The general population is exposed to triclosan because of its prevalence in a variety of daily care products as well as through waterborne contamination. Triclosan is linked to a multitude of health and environmental effects, ranging from cancer to endocrine disruption and impaired muscle contraction to effects on aquatic ecosystems. Triclosan is one of the top ten pollutants found in US rivers.
A study by Yueh et al, published in PNAS, the Proceedings of the National Academy of Sciences, found that triclosan, a broad-spectrum antibacterial chemical used in a wide range of consumer products including soaps, cosmetics, therapeutics, and plastics, was capable of promoting liver tumors.
See a review by Dinwiddie et al, published in the International Journal of Environmental Research and Public Health, for more on the the role of triclosan in cancer development.
In a study by Buth et al, published in the journal Environmental Science and Technology, triclosan was also shown to transform into dioxins in an aqueous solution, which has profound implications for both human health and the environment.

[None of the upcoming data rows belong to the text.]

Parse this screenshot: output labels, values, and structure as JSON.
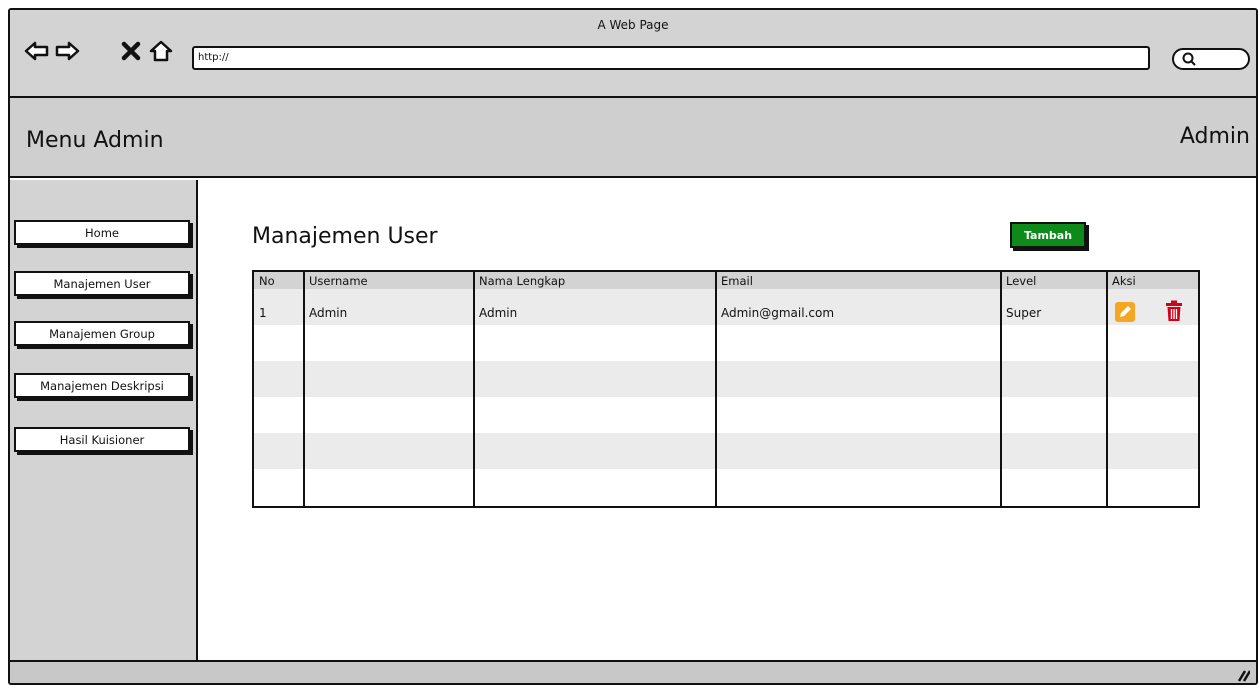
{
  "browser": {
    "window_title": "A Web Page",
    "url": "http://"
  },
  "header": {
    "app_title": "Menu Admin",
    "user_label": "Admin"
  },
  "sidebar": {
    "items": [
      {
        "label": "Home"
      },
      {
        "label": "Manajemen User"
      },
      {
        "label": "Manajemen Group"
      },
      {
        "label": "Manajemen Deskripsi"
      },
      {
        "label": "Hasil Kuisioner"
      }
    ]
  },
  "main": {
    "page_title": "Manajemen User",
    "add_button_label": "Tambah",
    "add_button_color": "#0e8a1a",
    "table": {
      "columns": [
        "No",
        "Username",
        "Nama Lengkap",
        "Email",
        "Level",
        "Aksi"
      ],
      "rows": [
        {
          "no": "1",
          "username": "Admin",
          "full_name": "Admin",
          "email": "Admin@gmail.com",
          "level": "Super"
        }
      ]
    },
    "edit_icon_color": "#f5a623",
    "delete_icon_color": "#d0021b"
  }
}
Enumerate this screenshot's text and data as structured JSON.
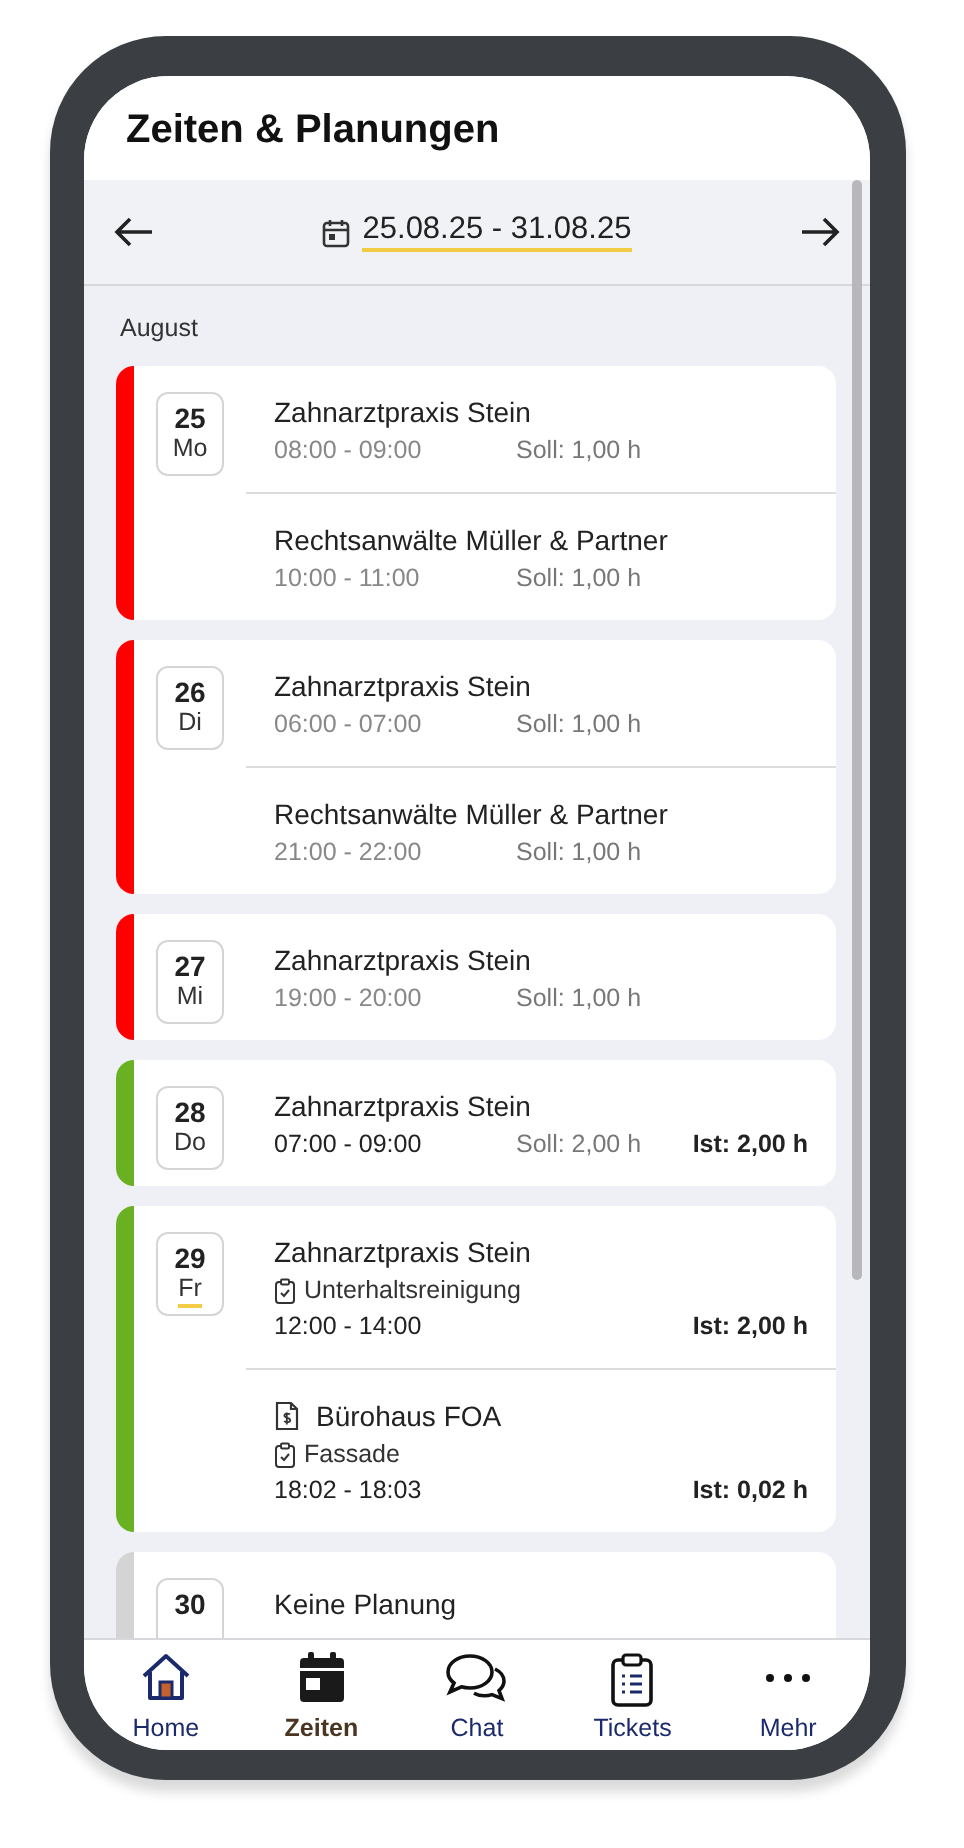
{
  "title": "Zeiten & Planungen",
  "week": {
    "range": "25.08.25 - 31.08.25"
  },
  "month": "August",
  "days": [
    {
      "day": "25",
      "weekday": "Mo",
      "today": false,
      "color": "#ff0000",
      "entries": [
        {
          "kind": "plan",
          "title": "Zahnarztpraxis Stein",
          "time": "08:00 - 09:00",
          "soll": "Soll: 1,00 h"
        },
        {
          "kind": "plan",
          "title": "Rechtsanwälte Müller & Partner",
          "time": "10:00 - 11:00",
          "soll": "Soll: 1,00 h"
        }
      ]
    },
    {
      "day": "26",
      "weekday": "Di",
      "today": false,
      "color": "#ff0000",
      "entries": [
        {
          "kind": "plan",
          "title": "Zahnarztpraxis Stein",
          "time": "06:00 - 07:00",
          "soll": "Soll: 1,00 h"
        },
        {
          "kind": "plan",
          "title": "Rechtsanwälte Müller & Partner",
          "time": "21:00 - 22:00",
          "soll": "Soll: 1,00 h"
        }
      ]
    },
    {
      "day": "27",
      "weekday": "Mi",
      "today": false,
      "color": "#ff0000",
      "entries": [
        {
          "kind": "plan",
          "title": "Zahnarztpraxis Stein",
          "time": "19:00 - 20:00",
          "soll": "Soll: 1,00 h"
        }
      ]
    },
    {
      "day": "28",
      "weekday": "Do",
      "today": false,
      "color": "#6ab023",
      "entries": [
        {
          "kind": "plan",
          "title": "Zahnarztpraxis Stein",
          "time": "07:00 - 09:00",
          "soll": "Soll: 2,00 h",
          "ist": "Ist: 2,00 h"
        }
      ]
    },
    {
      "day": "29",
      "weekday": "Fr",
      "today": true,
      "color": "#6ab023",
      "entries": [
        {
          "kind": "plan",
          "title": "Zahnarztpraxis Stein",
          "task": "Unterhaltsreinigung",
          "time": "12:00 - 14:00",
          "ist": "Ist: 2,00 h"
        },
        {
          "kind": "document",
          "title": "Bürohaus FOA",
          "task": "Fassade",
          "time": "18:02 - 18:03",
          "ist": "Ist: 0,02 h"
        }
      ]
    },
    {
      "day": "30",
      "color": "#d4d4d4",
      "entries": [
        {
          "kind": "empty",
          "title": "Keine Planung"
        }
      ]
    }
  ],
  "nav": [
    {
      "kind": "home",
      "label": "Home",
      "selected": false
    },
    {
      "kind": "calendar",
      "label": "Zeiten",
      "selected": true
    },
    {
      "kind": "chat",
      "label": "Chat",
      "selected": false
    },
    {
      "kind": "tickets",
      "label": "Tickets",
      "selected": false
    },
    {
      "kind": "more",
      "label": "Mehr",
      "selected": false
    }
  ]
}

There is evidence that triclosan may aggravate inflammation in the gut and promote the development of colon cancer by altering gut microbiota.